When it becomes apparent that financial abuse played a role in the creation or execution of a decedent’s trust, it may be the successor trustee’s responsibility to bring a trust contest to try to invalidate the problematic portions of the trust. The successor trustee represents the interests of the beneficiaries, so if certain beneficiaries’ shares of a trust are reduced or eliminated as a result of potential misconduct, it may be the successor trustee’s fiduciary duty to bring the issue to the court’s attention.
Power of Appointment
When the settlor, trustee and beneficiary are the same person, the trustee can generally make unlimited changes to their trust, so long as they did not create the trust to be irrevocable. When the settlor dies or becomes incapacitated, most trusts become irrevocable by default; however, even if the trust cannot be modified after the settlor’s death, the trust sometimes provides the trustee with a power of appointment, which entitles them to exercise discretion in deciding which beneficiaries will inherit from the trust and how much each beneficiary’s inheritance will be.
Living trusts are generally revocable by the settlor, which means that they can be changed or revoked by the settlor during their lifetime. Under some circumstances, however, a trust may be revocable even after the settlor has died. For example, the settlor of a trust may provide for their surviving spouse to amend or revoke the trust, even after their death. The settlor may also grant the surviving spouse a general power of appointment, which would entitle them to exercise broad discretion in distributing trust funds, or they may grant them special or limited power of appointment, which would entitle them to make discretionary distributions to specified beneficiaries.
At the end of the day, whether or not the successor trustee has the power to revoke or amend the trust will depend entirely on the terms of the trust. If the terms of the trust are unclear, it is crucial for successor trustees to consult with a qualified probate lawyer before proceeding with making changes to the trust.
Trust Protector Discretion

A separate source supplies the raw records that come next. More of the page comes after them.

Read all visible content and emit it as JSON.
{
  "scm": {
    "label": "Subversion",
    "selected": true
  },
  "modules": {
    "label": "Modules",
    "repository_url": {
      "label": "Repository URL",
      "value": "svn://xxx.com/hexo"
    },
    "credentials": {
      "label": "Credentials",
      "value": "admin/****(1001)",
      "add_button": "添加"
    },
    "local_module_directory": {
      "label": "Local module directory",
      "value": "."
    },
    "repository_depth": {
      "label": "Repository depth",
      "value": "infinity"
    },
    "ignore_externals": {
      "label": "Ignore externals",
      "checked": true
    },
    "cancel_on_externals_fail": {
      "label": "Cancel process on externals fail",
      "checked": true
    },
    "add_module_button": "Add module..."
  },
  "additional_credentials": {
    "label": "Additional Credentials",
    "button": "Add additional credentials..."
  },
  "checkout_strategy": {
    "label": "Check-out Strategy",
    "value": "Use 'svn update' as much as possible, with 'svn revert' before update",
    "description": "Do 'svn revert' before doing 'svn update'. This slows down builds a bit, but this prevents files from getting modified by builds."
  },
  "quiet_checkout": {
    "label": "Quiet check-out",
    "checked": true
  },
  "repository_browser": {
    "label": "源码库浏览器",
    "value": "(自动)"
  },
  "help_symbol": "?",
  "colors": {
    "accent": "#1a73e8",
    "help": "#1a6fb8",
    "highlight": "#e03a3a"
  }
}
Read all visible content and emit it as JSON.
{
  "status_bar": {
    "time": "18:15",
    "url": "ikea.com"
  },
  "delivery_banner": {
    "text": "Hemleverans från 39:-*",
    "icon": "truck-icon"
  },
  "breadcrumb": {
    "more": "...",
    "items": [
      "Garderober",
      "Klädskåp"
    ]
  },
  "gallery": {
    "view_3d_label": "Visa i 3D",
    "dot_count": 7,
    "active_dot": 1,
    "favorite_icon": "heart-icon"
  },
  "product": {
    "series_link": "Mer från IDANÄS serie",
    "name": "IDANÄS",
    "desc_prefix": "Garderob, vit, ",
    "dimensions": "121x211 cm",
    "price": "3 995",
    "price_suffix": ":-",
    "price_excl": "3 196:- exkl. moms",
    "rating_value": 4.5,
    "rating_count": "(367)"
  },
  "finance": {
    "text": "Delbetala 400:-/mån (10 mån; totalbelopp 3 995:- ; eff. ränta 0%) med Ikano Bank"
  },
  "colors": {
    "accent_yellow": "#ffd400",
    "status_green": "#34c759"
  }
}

A common feature of contemporary estate plans is a provision calling for the appointment of a trust protector. Trust protectors are independent third parties appointed by the settlor, trustee, trust beneficiaries or the court, and they are generally hired to evaluate the validity of a proposed change to a trust. If the trust protector approves the proposed change to a trust, they will either sign the change into effect or seek approval from the court to execute the proposed change.
If the terms of an irrevocable trust do not provide for the successor trustee to amend or revoke the trust, but amending or revoking the trust is the most logical course of action (e.g., if the trust is no longer serving its purpose or the cost of administration is exorbitant), the successor trustee or beneficiaries of the trust can petition the court to have the trust modified or altogether terminated.
Disposing of All Trust Property
If all the property held by the trust is either sold or disposed of by the trustee, the trust may be effectively terminated on account of it no longer serving a purpose. While this does not amount to the trustee changing or revoking a trust, it does point to the right of a trustee to terminate a trust that no longer holds assets.